Published July 28, 2008 at 4:18 p.m.

It was inevitable.

In June, Hachette, a large U.S. trade publisher, released its last audiobook cassette. Now The New York Times has posted an obituary of sorts bemoaning the death of the cassette tape.

From the article:

"For Hachette, however, demand had slowed so much that it releasedits last book on cassette in June, with “Sail,” a novel by JamesPatterson and Howard Roughan.

The funeral at Hachette — anoffice party in the audio-book department — mirrored the broader demiseof cassettes, which gave vinyl a run for its money before beingeclipsed by the compact disc. (The CD, too, is in rapid decline, thanksto Internet music stores, but that is a different story.)

Cassetteshave limped along for some time, partly because of their usefulness inrecording conversations or making a tape of favorite songs, say, for agirlfriend. But sales of portable tape players, which peaked at 18million in 1994, sank to 480,000 in 2007, according to the ConsumerElectronics Association. The group predicts that sales will taper to86,000 in 2012."
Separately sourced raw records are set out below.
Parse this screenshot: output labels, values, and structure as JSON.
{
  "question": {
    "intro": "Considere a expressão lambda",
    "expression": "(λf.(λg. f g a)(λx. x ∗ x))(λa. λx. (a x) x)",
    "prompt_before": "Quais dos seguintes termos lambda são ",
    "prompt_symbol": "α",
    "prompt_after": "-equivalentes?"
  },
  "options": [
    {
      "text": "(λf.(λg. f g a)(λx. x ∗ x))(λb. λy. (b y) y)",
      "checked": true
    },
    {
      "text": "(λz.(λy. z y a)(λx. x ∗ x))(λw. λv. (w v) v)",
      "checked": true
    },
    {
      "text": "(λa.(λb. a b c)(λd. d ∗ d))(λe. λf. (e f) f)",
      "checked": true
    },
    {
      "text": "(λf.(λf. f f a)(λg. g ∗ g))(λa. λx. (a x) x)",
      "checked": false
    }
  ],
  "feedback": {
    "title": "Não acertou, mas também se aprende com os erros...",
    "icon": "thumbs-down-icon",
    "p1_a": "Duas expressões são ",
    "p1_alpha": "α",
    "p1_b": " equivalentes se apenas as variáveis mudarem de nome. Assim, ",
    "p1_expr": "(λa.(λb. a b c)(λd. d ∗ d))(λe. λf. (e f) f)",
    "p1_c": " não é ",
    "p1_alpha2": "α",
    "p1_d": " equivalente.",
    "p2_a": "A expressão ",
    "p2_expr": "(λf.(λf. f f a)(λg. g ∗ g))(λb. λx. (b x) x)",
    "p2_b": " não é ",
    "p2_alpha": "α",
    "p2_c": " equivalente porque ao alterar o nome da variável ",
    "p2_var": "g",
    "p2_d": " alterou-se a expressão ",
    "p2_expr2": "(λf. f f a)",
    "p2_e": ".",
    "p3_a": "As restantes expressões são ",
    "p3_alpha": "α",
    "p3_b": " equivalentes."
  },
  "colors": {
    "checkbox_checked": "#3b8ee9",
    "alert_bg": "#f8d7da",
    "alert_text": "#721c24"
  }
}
Quite a sad day indeed. Scoring teenage angst will never be the same again.